“People are going to realize that a vertically integrated system is not sustainable, and we’re going to have to start doing a horizontal integration,” Fridsma said.

Where is HealthFusion in the EHR Interoperability Continuum?

As a 2014 Meaningful Use certified EHR, MediTouch provides Direct Messaging to our users; there is no charge to our users to get a secure email address and to connect to the Health Information Service Provider (HISP) we use. Our HISP is completely open to trading information with other EHRs; we use the Surescripts HISP, a leading provider that is also used by Epic, GE Healthcare, NextGen and others.
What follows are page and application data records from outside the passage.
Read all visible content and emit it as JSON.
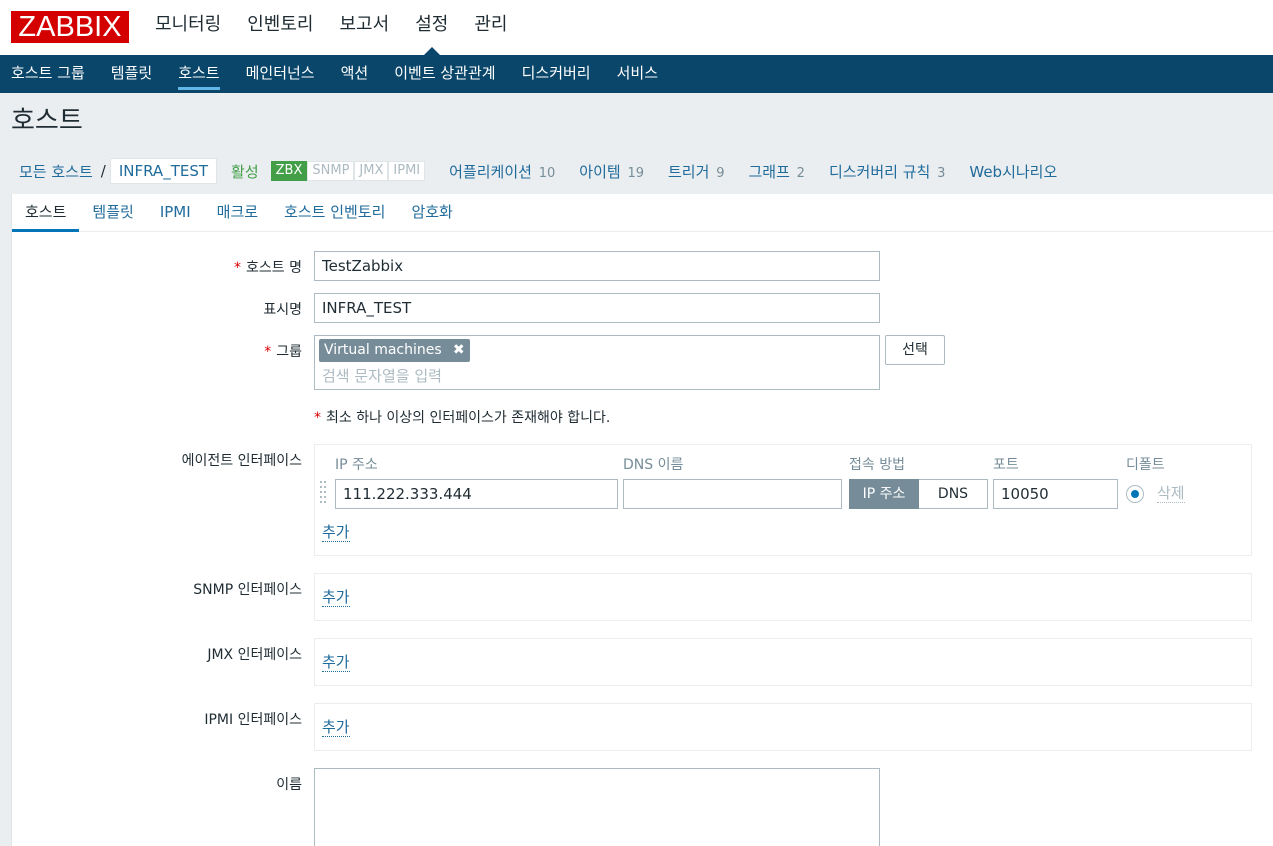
{
  "header": {
    "logo": "ZABBIX",
    "main_menu": [
      "모니터링",
      "인벤토리",
      "보고서",
      "설정",
      "관리"
    ]
  },
  "sub_menu": [
    "호스트 그룹",
    "템플릿",
    "호스트",
    "메인터넌스",
    "액션",
    "이벤트 상관관계",
    "디스커버리",
    "서비스"
  ],
  "page": {
    "title": "호스트"
  },
  "breadcrumb": {
    "all_hosts": "모든 호스트",
    "separator": "/",
    "current": "INFRA_TEST",
    "status": "활성",
    "availability": [
      "ZBX",
      "SNMP",
      "JMX",
      "IPMI"
    ],
    "stats": [
      {
        "label": "어플리케이션",
        "count": "10"
      },
      {
        "label": "아이템",
        "count": "19"
      },
      {
        "label": "트리거",
        "count": "9"
      },
      {
        "label": "그래프",
        "count": "2"
      },
      {
        "label": "디스커버리 규칙",
        "count": "3"
      },
      {
        "label": "Web시나리오",
        "count": ""
      }
    ]
  },
  "tabs": [
    "호스트",
    "템플릿",
    "IPMI",
    "매크로",
    "호스트 인벤토리",
    "암호화"
  ],
  "form": {
    "host_name_label": "호스트 명",
    "host_name_value": "TestZabbix",
    "visible_name_label": "표시명",
    "visible_name_value": "INFRA_TEST",
    "groups_label": "그룹",
    "group_chip": "Virtual machines",
    "group_remove": "✖",
    "groups_placeholder": "검색 문자열을 입력",
    "select_button": "선택",
    "req_star": "*",
    "interface_hint": "최소 하나 이상의 인터페이스가 존재해야 합니다.",
    "agent_label": "에이전트 인터페이스",
    "agent": {
      "col_ip": "IP 주소",
      "col_dns": "DNS 이름",
      "col_connect": "접속 방법",
      "col_port": "포트",
      "col_default": "디폴트",
      "ip_value": "111.222.333.444",
      "dns_value": "",
      "connect_ip": "IP 주소",
      "connect_dns": "DNS",
      "port_value": "10050",
      "remove": "삭제",
      "add": "추가"
    },
    "snmp_label": "SNMP 인터페이스",
    "snmp_add": "추가",
    "jmx_label": "JMX 인터페이스",
    "jmx_add": "추가",
    "ipmi_label": "IPMI 인터페이스",
    "ipmi_add": "추가",
    "description_label": "이름"
  }
}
At least in theory, this allows healthcare providers to send Protected Health Information (PHI) securely to other providers such as specialists, labs, hospitals, etc. In reality, as we discussed in our recent blog post “Stage 2 Meaningful Use Was a Pipe Dream for Eligible Professionals AND CMS, Part I,” most community-based physicians are not currently able to accomplish this for several reasons we outlined in that post, including their referrals not being set up with secure messaging, their server-based EHR software not being updated, etc.

But in short, MediTouch is ready and able to take part in electronic information exchange.

As a demonstration of that ability, HealthFusion participated in a landmark showcase event that demonstrated the secure exchange of patient records via the Direct Method email protocol recently at the HIMSS 2014 conference. MediTouch was one of just a select few EHRs that were invited by Surescripts, the most comprehensive clinical health information network in the country, to demonstrate secure data exchange between disparate EHRs via the Surescripts Clinical Interoperability hub at the “Record Locator & Exchange: Accelerating Connected Care” showcase.

HealthFusion is also pleased to announce that we have recently successfully completed a real-time data exchange between Miami Children’s Hospital’s (MCH) hospital information system and the P.E.D.S. EHR Office Edition Electronic Medical Records based on HealthFusion’s MediTouch EHR.

Dr. Sol Lizerbram, Chairman and co-founder of HealthFusion, said that both organizations hope this successful information exchange will address some of the frustrations expressed by healthcare providers.

“Both physicians and hospitals have voiced frustration over the lack of interoperability between different types of electronic health records systems,” said Dr. Lizerbram. “The new P.E.D.S. system represents improved communication between community physicians and the hospitals they work with, both in terms of technology and improved care.”

Is your practice able to exchange information electronically with other providers and institutions? Let us know what your experience has been in the comments box.